Whether you want to do it with or without an exaggerated shrug is up to you. Cueing "hips through and shrug" will better recruit your upper traps, while "hips through, rip the dumbbell from the floor" will arguably bias more arm and shoulder recruitment.
Try the Single-Arm Version
Not only can you handle more weight with just one arm (the bilateral deficit tends to be pretty big with these), it's a good opportunity to add unilateral work. Single-arm snatches also place some emphasis on cross-body and rotational power.
Whether you're involved in sport or not, power output is essential. Have you ever noticed how an older person moves much slower than you do? That's because the age-related decline in movement velocity is inevitable.
Studies show it'll be the first thing that goes, before your strength and way before your last colored hair. Exercises like kneeling snatches and heavy kettlebell swings will help you stay sharp.
Make Them Harder
Your hip extensors can't help you out much from a kneeling position. And going bent-knee slackens your hamstrings, rendering them pretty useless.
The reduced hip range of motion can be compared to a half-drawn bow string. At the start you can't produce as much elastic tension in your backside. This means you have to work harder and with less weight compared to standing variations.
Adding a dead-stop to the mix can make kneeling snatches even harder. Since you can no longer use stretch-reflex mechanisms to get the weight up, contractile components come into play more.
So, instead of using the spring-like elasticity of muscle and connective tissues, there's more force generated from muscle contraction alone. Overcoming the inertia of a dead dumbbell on a low box is the best way to do it.
You can also start from a box using just one arm at a time. Single-arm variations also tend to be better for a focus on the eccentric portion of the lift. As you fight the load dropping on one side, you can keep form tight and tension high.
A Barbell Works Too, But...
For shoulder health and performance, dumbbells offer the most options.
For some, a barbell can work great too. All you need to do is adopt a "clean grip" when snatching overhead. No thumbless or "suicide" grip here. This may be the same grip you already barbell overhead press with. It's the safer option – especially when lowering the bar.
The bar will start from a dead stop off the floor each time, or just an inch or so off the floor. This will depend on your limb length and preference. Using a barbell will give you plenty of loading options and another useful high-threshold training method to have in your toolbox.
Where to Add It
Although they have much lower complexity than the full Olympic lifts, kneeling snatches still have relatively high complexity compared to most regular exercises. They're also classified as a power-based movement which, for a number of reasons, aren't the best to do when you're already fatigued.
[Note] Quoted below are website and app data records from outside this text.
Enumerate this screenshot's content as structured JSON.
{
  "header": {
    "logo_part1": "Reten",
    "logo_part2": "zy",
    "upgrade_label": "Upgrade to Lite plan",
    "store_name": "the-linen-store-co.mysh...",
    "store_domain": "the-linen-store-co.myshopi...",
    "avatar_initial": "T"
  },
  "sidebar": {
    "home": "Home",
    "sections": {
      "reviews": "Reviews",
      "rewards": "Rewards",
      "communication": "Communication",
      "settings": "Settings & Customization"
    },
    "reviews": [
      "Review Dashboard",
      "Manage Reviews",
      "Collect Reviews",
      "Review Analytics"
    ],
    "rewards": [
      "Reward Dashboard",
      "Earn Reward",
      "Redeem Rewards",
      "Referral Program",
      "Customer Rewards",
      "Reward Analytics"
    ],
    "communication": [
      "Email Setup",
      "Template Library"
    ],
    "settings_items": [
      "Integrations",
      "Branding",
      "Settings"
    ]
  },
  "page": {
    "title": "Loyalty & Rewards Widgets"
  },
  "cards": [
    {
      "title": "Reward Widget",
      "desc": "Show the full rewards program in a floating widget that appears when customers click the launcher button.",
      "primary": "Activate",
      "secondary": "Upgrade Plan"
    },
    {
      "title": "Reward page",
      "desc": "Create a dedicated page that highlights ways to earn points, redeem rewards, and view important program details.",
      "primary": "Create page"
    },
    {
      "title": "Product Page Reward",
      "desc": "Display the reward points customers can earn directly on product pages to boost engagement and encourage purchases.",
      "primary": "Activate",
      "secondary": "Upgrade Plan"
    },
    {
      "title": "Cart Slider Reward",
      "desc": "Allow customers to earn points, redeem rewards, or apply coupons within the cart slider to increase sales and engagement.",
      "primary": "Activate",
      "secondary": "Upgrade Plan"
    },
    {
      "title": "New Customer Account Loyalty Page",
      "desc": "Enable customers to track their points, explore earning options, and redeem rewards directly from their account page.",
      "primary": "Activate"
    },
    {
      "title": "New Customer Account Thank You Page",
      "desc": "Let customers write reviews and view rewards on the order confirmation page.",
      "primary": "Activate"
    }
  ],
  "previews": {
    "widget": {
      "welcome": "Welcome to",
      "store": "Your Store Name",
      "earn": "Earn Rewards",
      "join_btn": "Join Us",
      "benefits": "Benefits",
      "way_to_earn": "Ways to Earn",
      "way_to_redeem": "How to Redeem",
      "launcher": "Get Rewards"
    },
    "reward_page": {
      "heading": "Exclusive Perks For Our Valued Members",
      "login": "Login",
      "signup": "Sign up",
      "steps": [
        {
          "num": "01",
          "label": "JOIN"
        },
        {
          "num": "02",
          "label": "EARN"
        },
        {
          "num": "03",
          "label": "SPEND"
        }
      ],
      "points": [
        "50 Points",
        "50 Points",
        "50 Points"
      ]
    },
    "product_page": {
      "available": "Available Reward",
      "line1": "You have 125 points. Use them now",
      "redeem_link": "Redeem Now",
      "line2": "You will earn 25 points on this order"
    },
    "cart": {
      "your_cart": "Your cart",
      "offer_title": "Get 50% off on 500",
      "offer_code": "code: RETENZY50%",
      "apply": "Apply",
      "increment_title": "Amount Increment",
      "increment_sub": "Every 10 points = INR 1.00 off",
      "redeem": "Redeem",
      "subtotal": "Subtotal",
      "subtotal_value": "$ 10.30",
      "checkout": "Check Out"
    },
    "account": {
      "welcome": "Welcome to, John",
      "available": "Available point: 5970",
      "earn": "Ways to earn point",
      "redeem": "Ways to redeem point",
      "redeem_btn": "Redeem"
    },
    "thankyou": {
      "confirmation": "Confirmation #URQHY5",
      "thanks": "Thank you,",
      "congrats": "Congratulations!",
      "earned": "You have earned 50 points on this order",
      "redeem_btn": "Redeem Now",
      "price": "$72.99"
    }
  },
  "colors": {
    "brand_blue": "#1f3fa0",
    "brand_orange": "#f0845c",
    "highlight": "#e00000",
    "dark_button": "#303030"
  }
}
For those reasons, kneeling snatches are best done at the start of your workouts, either as a primer-type movement or as your key lift.